Much has been written and said lately about the sometimes fetishized startup work culture. The two camps seem to divide along the lines of “hustle hard and be proud of it” on the one hand and “scientific studies prove that working endless hours does not create useful results — plus: You should have a life” on the other.
I believe (and have written before) that the reality lies (as so often) somewhere in the middle. Generally speaking, I think you should protect your sleep, have a social life (as it has many benefits), eat well and work focused. Moreover, sometimes you have to burn the midnight oil — as this is just the reality of startups.
There is one big fallacy which most of us fall for — let’s call it the “working hard vs. smart fallacy”. The story goes something like this: It takes a young locksmith more than an hour to unlock a door. He is working hard, trying his best — and once done; he gets a nice tip for all his (visibly) hard work. As the locksmith gets older and more experienced, he also gets faster — what took him an hour only takes him a minute after years of deliberate practice. However, once he can open doors in minutes and even seconds, people stop giving him tips — as they feel he did not work hard enough.
We all too often mistakenly value the subjective quality of work (how hard we work) instead of the output (what we achieve). Which is stupid — as all that matters is output, not input.

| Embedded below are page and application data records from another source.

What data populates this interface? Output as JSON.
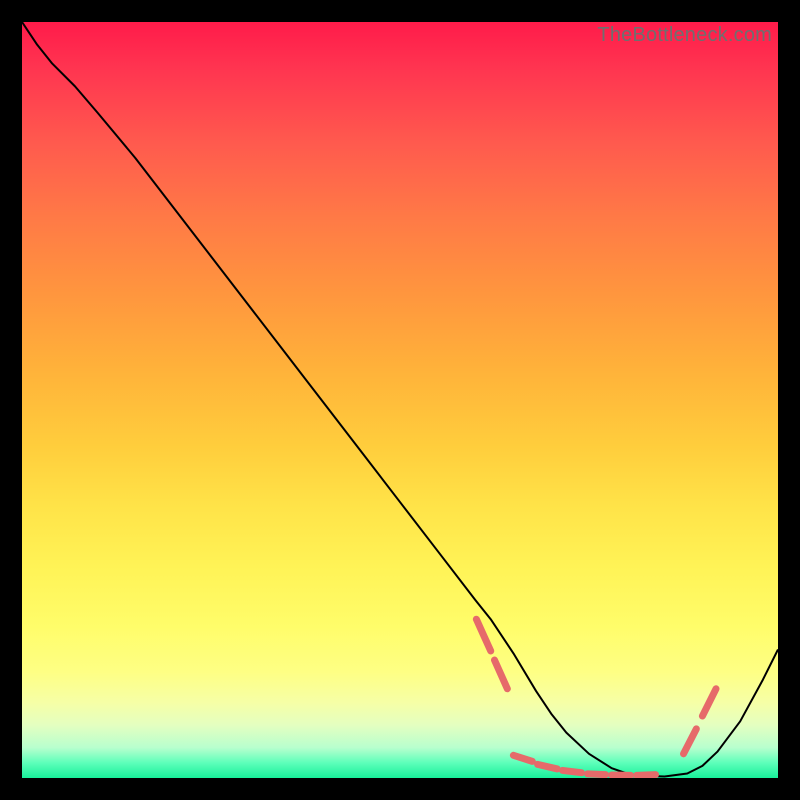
{
  "watermark": "TheBottleneck.com",
  "colors": {
    "dash": "#e66a6a",
    "curve": "#000000",
    "background": "#000000"
  },
  "chart_data": {
    "type": "line",
    "title": "",
    "xlabel": "",
    "ylabel": "",
    "xlim": [
      0,
      100
    ],
    "ylim": [
      0,
      100
    ],
    "grid": false,
    "legend": false,
    "series": [
      {
        "name": "bottleneck-curve",
        "x": [
          0,
          2,
          4,
          7,
          10,
          15,
          20,
          25,
          30,
          35,
          40,
          45,
          50,
          55,
          60,
          62,
          65,
          68,
          70,
          72,
          75,
          78,
          80,
          82,
          85,
          88,
          90,
          92,
          95,
          98,
          100
        ],
        "y": [
          100,
          97,
          94.5,
          91.5,
          88,
          82,
          75.5,
          69,
          62.5,
          56,
          49.5,
          43,
          36.5,
          30,
          23.5,
          21,
          16.5,
          11.5,
          8.5,
          6,
          3.2,
          1.3,
          0.6,
          0.3,
          0.2,
          0.6,
          1.6,
          3.5,
          7.5,
          13,
          17
        ]
      }
    ],
    "highlight_dashes": [
      {
        "x0": 60.1,
        "y0": 21.0,
        "x1": 62.0,
        "y1": 16.8
      },
      {
        "x0": 62.5,
        "y0": 15.6,
        "x1": 64.2,
        "y1": 11.8
      },
      {
        "x0": 65.0,
        "y0": 3.0,
        "x1": 67.5,
        "y1": 2.2
      },
      {
        "x0": 68.2,
        "y0": 1.8,
        "x1": 70.8,
        "y1": 1.2
      },
      {
        "x0": 71.5,
        "y0": 1.0,
        "x1": 74.0,
        "y1": 0.7
      },
      {
        "x0": 74.8,
        "y0": 0.55,
        "x1": 77.2,
        "y1": 0.45
      },
      {
        "x0": 78.0,
        "y0": 0.4,
        "x1": 80.5,
        "y1": 0.35
      },
      {
        "x0": 81.3,
        "y0": 0.35,
        "x1": 83.8,
        "y1": 0.45
      },
      {
        "x0": 87.5,
        "y0": 3.2,
        "x1": 89.2,
        "y1": 6.5
      },
      {
        "x0": 90.0,
        "y0": 8.2,
        "x1": 91.8,
        "y1": 11.8
      }
    ]
  }
}
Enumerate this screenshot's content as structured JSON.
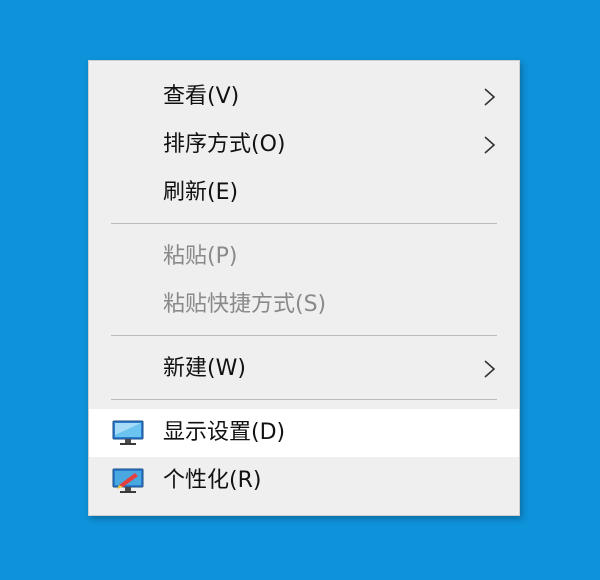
{
  "context_menu": {
    "items": [
      {
        "label": "查看(V)",
        "has_submenu": true,
        "enabled": true
      },
      {
        "label": "排序方式(O)",
        "has_submenu": true,
        "enabled": true
      },
      {
        "label": "刷新(E)",
        "has_submenu": false,
        "enabled": true
      },
      {
        "label": "粘贴(P)",
        "has_submenu": false,
        "enabled": false
      },
      {
        "label": "粘贴快捷方式(S)",
        "has_submenu": false,
        "enabled": false
      },
      {
        "label": "新建(W)",
        "has_submenu": true,
        "enabled": true
      },
      {
        "label": "显示设置(D)",
        "has_submenu": false,
        "enabled": true,
        "icon": "display-icon",
        "hovered": true
      },
      {
        "label": "个性化(R)",
        "has_submenu": false,
        "enabled": true,
        "icon": "personalize-icon"
      }
    ]
  },
  "colors": {
    "desktop_background": "#0e92da",
    "menu_background": "#efefef",
    "disabled_text": "#8a8a8a",
    "highlight_background": "#ffffff"
  }
}
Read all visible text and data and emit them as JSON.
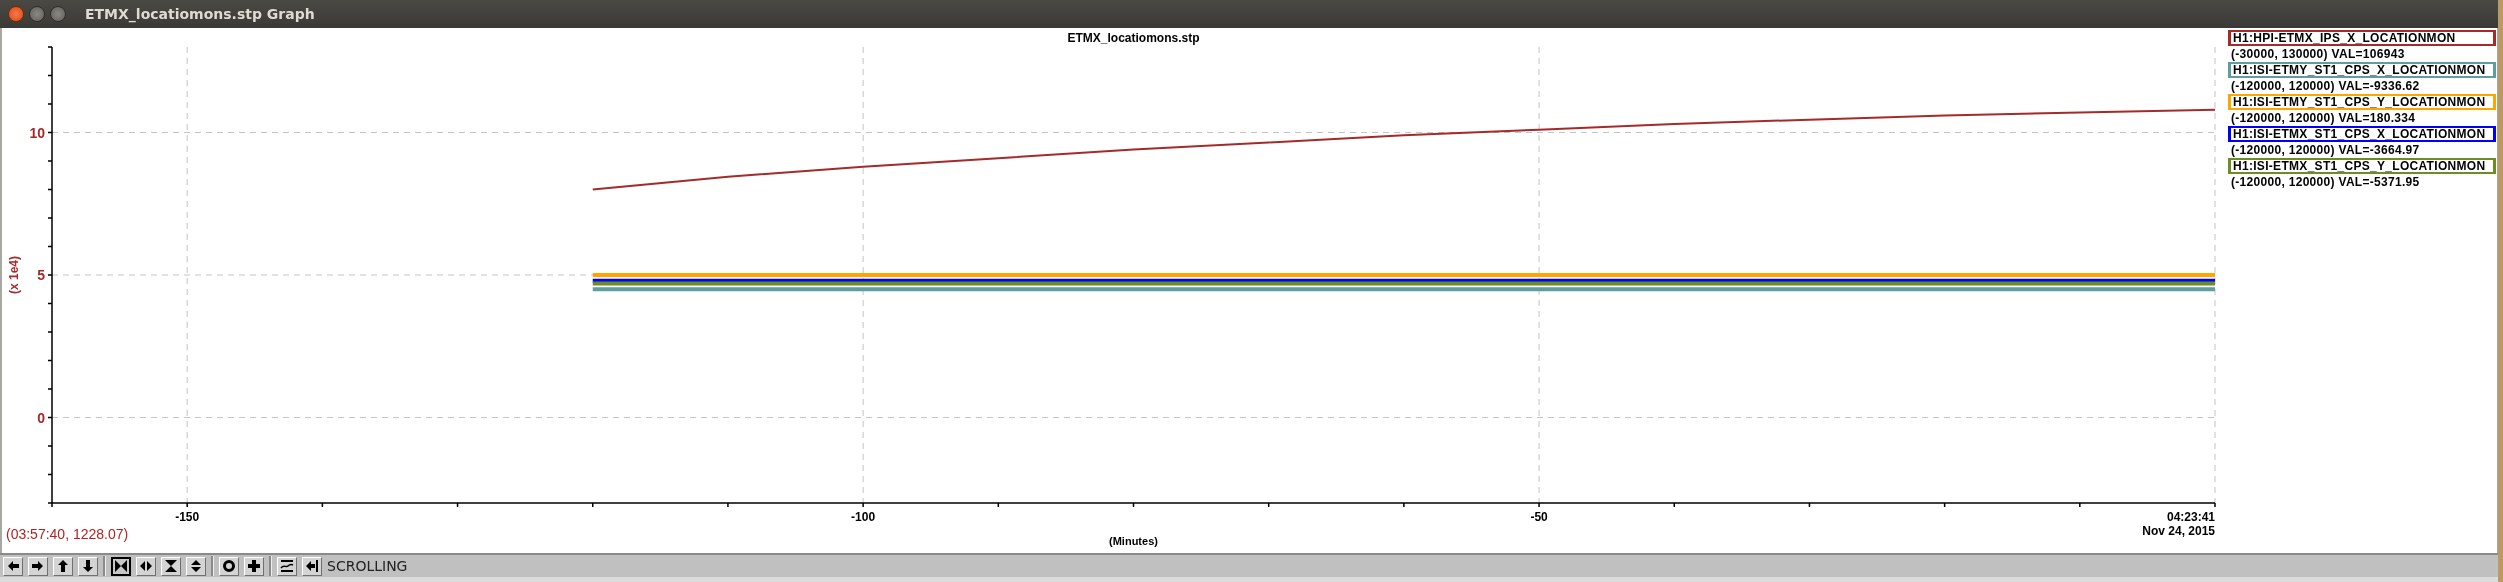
{
  "window": {
    "title": "ETMX_locatiomons.stp Graph"
  },
  "plot": {
    "chart_data": {
      "type": "line",
      "title": "ETMX_locatiomons.stp",
      "xlabel": "(Minutes)",
      "ylabel": "(x 1e4)",
      "x": [
        -120,
        -110,
        -100,
        -90,
        -80,
        -70,
        -60,
        -50,
        -40,
        -30,
        -20,
        -10,
        0
      ],
      "series": [
        {
          "name": "H1:HPI-ETMX_IPS_X_LOCATIONMON",
          "color": "#a52a2a",
          "values": [
            8.0,
            8.45,
            8.8,
            9.1,
            9.4,
            9.65,
            9.9,
            10.1,
            10.3,
            10.45,
            10.6,
            10.7,
            10.8
          ]
        },
        {
          "name": "H1:ISI-ETMY_ST1_CPS_X_LOCATIONMON",
          "color": "#5f9ea0",
          "values": [
            4.5,
            4.5,
            4.5,
            4.5,
            4.5,
            4.5,
            4.5,
            4.5,
            4.5,
            4.5,
            4.5,
            4.5,
            4.5
          ]
        },
        {
          "name": "H1:ISI-ETMY_ST1_CPS_Y_LOCATIONMON",
          "color": "#ffa500",
          "values": [
            5.0,
            5.0,
            5.0,
            5.0,
            5.0,
            5.0,
            5.0,
            5.0,
            5.0,
            5.0,
            5.0,
            5.0,
            5.0
          ]
        },
        {
          "name": "H1:ISI-ETMX_ST1_CPS_X_LOCATIONMON",
          "color": "#0000ff",
          "values": [
            4.8,
            4.8,
            4.8,
            4.8,
            4.8,
            4.8,
            4.8,
            4.8,
            4.8,
            4.8,
            4.8,
            4.8,
            4.8
          ]
        },
        {
          "name": "H1:ISI-ETMX_ST1_CPS_Y_LOCATIONMON",
          "color": "#6b8e23",
          "values": [
            4.7,
            4.7,
            4.7,
            4.7,
            4.7,
            4.7,
            4.7,
            4.7,
            4.7,
            4.7,
            4.7,
            4.7,
            4.7
          ]
        }
      ],
      "grid": true,
      "xlim": [
        -160,
        0
      ],
      "ylim": [
        -3,
        13
      ],
      "xticks": [
        -150,
        -100,
        -50,
        {
          "value": 0,
          "label": "04:23:41\nNov 24, 2015"
        }
      ],
      "yticks": [
        0,
        5,
        10
      ]
    }
  },
  "legend": [
    {
      "reading": "(-30000, 130000) VAL=106943"
    },
    {
      "reading": "(-120000, 120000) VAL=-9336.62"
    },
    {
      "reading": "(-120000, 120000) VAL=180.334"
    },
    {
      "reading": "(-120000, 120000) VAL=-3664.97"
    },
    {
      "reading": "(-120000, 120000) VAL=-5371.95"
    }
  ],
  "cursor_readout": "(03:57:40, 1228.07)",
  "toolbar": {
    "buttons": [
      {
        "selected": false
      },
      {
        "selected": false
      },
      {
        "selected": false
      },
      {
        "selected": false
      },
      {
        "selected": true
      },
      {
        "selected": false
      },
      {
        "selected": false
      },
      {
        "selected": false
      },
      {
        "selected": false
      },
      {
        "selected": false
      },
      {
        "selected": false
      },
      {
        "selected": false
      }
    ],
    "mode": "SCROLLING"
  }
}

Focus your energy on doing smart work and turn your attention to outputs instead of falling for the fallacy of looking at inputs and derive your judgment and value from those.